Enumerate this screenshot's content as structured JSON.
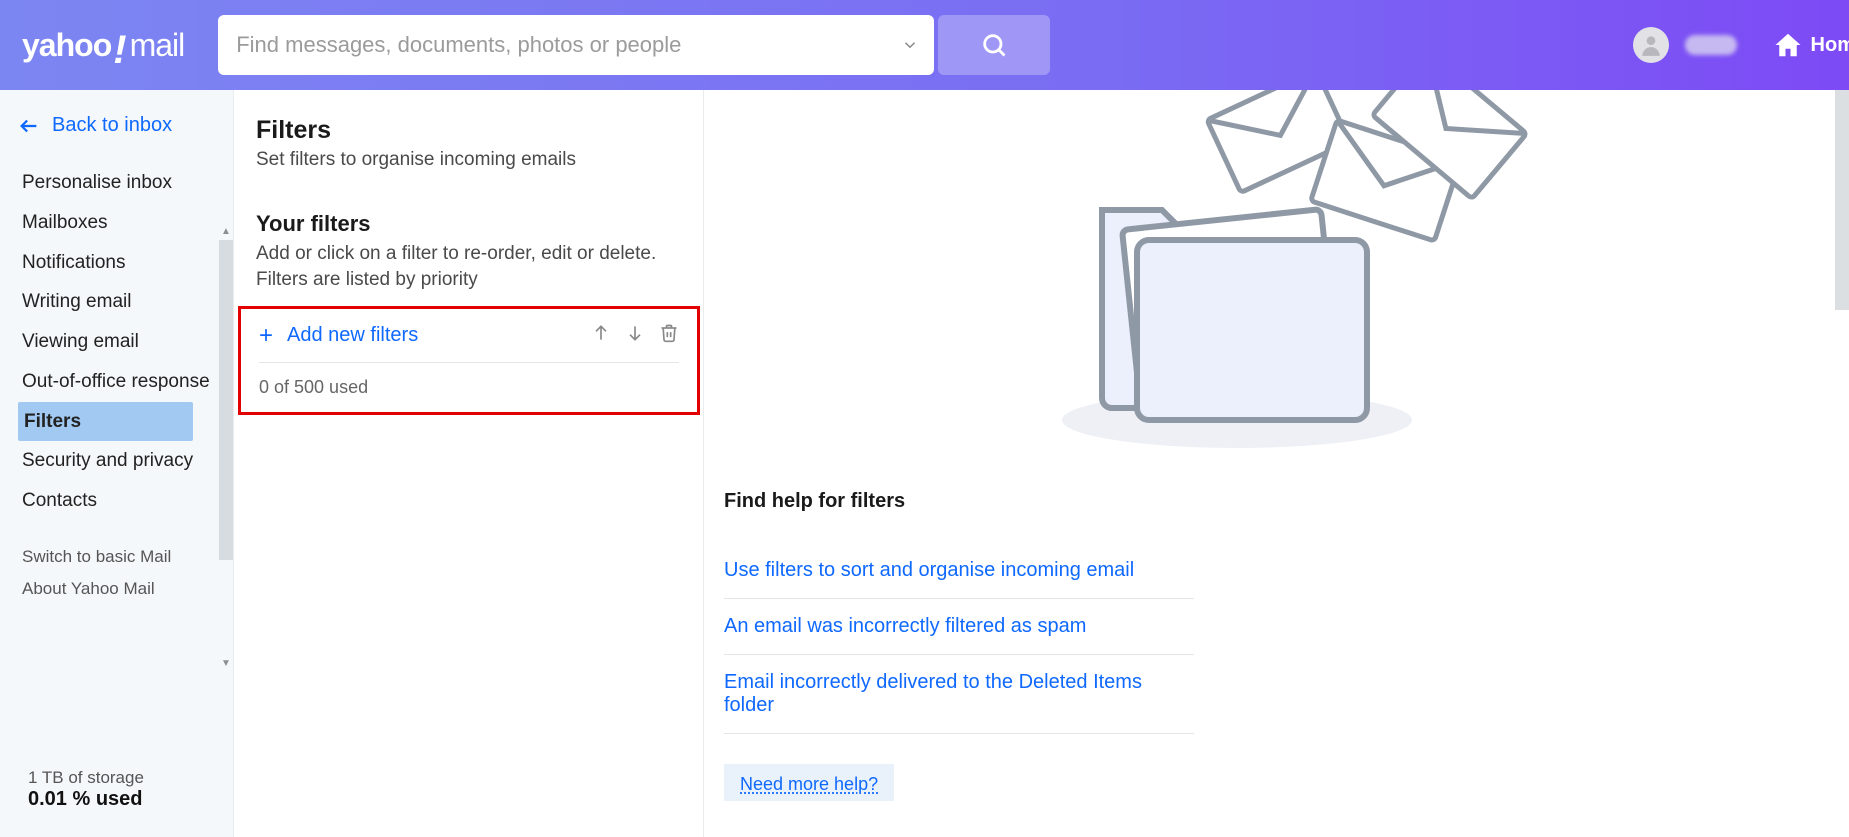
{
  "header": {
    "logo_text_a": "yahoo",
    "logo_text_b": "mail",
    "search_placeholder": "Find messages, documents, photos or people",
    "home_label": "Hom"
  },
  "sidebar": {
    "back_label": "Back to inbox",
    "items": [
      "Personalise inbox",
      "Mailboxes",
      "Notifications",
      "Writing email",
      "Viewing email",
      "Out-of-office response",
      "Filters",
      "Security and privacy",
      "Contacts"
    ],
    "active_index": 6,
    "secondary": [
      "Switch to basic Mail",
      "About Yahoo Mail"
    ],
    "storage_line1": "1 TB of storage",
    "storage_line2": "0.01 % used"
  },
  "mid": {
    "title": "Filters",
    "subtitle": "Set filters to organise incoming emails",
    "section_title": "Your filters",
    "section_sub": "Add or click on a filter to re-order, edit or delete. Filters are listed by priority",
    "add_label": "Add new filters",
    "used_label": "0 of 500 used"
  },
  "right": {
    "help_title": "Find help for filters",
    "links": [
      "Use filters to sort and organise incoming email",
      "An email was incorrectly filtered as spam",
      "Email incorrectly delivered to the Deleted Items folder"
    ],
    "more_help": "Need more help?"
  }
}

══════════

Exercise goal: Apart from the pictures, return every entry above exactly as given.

Solution for this exercise:
Enumerate this screenshot's content as structured JSON.
{
  "header": {
    "logo_text_a": "yahoo",
    "logo_text_b": "mail",
    "search_placeholder": "Find messages, documents, photos or people",
    "home_label": "Hom"
  },
  "sidebar": {
    "back_label": "Back to inbox",
    "items": [
      "Personalise inbox",
      "Mailboxes",
      "Notifications",
      "Writing email",
      "Viewing email",
      "Out-of-office response",
      "Filters",
      "Security and privacy",
      "Contacts"
    ],
    "active_index": 6,
    "secondary": [
      "Switch to basic Mail",
      "About Yahoo Mail"
    ],
    "storage_line1": "1 TB of storage",
    "storage_line2": "0.01 % used"
  },
  "mid": {
    "title": "Filters",
    "subtitle": "Set filters to organise incoming emails",
    "section_title": "Your filters",
    "section_sub": "Add or click on a filter to re-order, edit or delete. Filters are listed by priority",
    "add_label": "Add new filters",
    "used_label": "0 of 500 used"
  },
  "right": {
    "help_title": "Find help for filters",
    "links": [
      "Use filters to sort and organise incoming email",
      "An email was incorrectly filtered as spam",
      "Email incorrectly delivered to the Deleted Items folder"
    ],
    "more_help": "Need more help?"
  }
}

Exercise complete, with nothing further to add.